“Around 700 U.S. and Korean soldiers are stationed at the area. Nearby is the small farming village of Taesung, with less than 200 people — the only South Korean settlement inside the DMZ and 500 yards from the border. On the other side is the North Korean village of Kijong, a largely uninhabited scattering of buildings that often blares propaganda speeches and patriotic songs.”
Suki Kim’s “perspective is valuable and rare; few Americans have spent much time on the ground there.”
Suki Kim talks about living and working undercover in North Korea for six months.
“Suki Kim describes going undercover to teach at a private school in North Korea in her book ‘Without You, There Is No Us: My Time with the Sons of North Korea's Elite.’”
“For the regime, good looks are just another asset that citizens are obliged to wield on behalf of the Democratic People’s Republic of Korea — no surprise there.”
Suki Kim argues, “People so easily compare North Korea to Cuba or East Germany or even China. But none of them have been like North Korea – this amount of isolation, this amount of control. It encompasses every aspect of dictatorship-slash-cult.”
Suki Kim argues, “Kim Jong Un’s reign of terror suggests an escalating paranoia, which goes hand in hand with the fear at the root of North Korean society.”
“[Suki] Kim clearly believes the good knowledge can do outweighs the risk. Her memoir, if nothing else, is a reminder of the costs of such work. Her portraits of her students are tender and heartbreaking, highlighting the enormity of what is at stake.”

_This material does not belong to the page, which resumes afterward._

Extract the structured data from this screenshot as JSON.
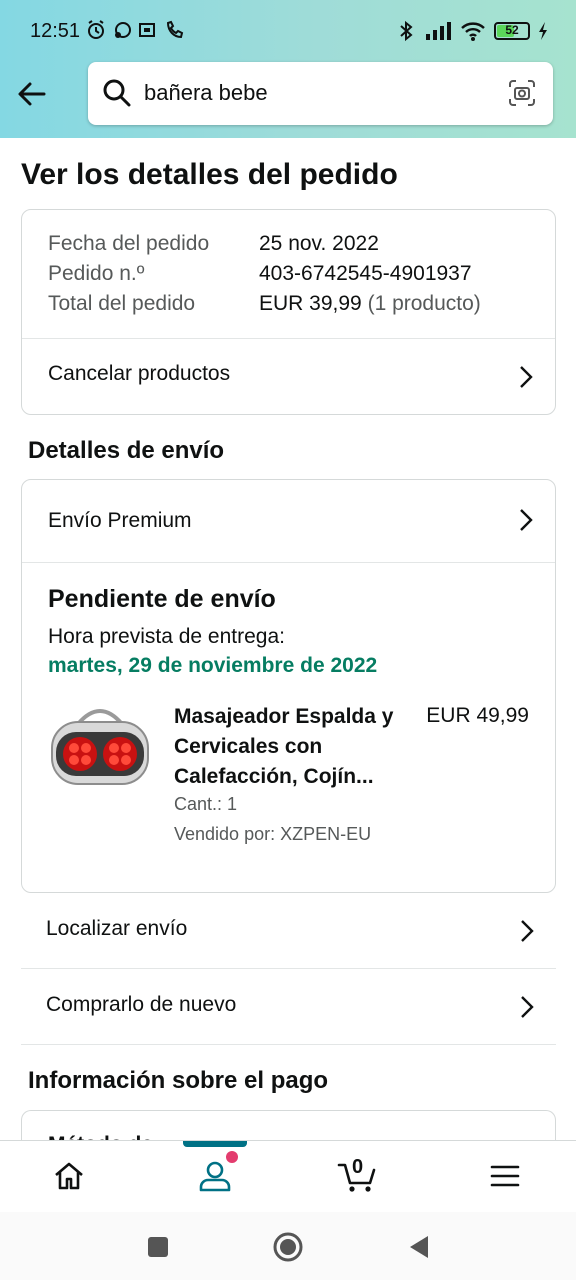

“‘The Interpreter” is one of those titles, much like ‘The Stranger’ or ‘The Passenger,’ that immediately connote a state of moody suspension.”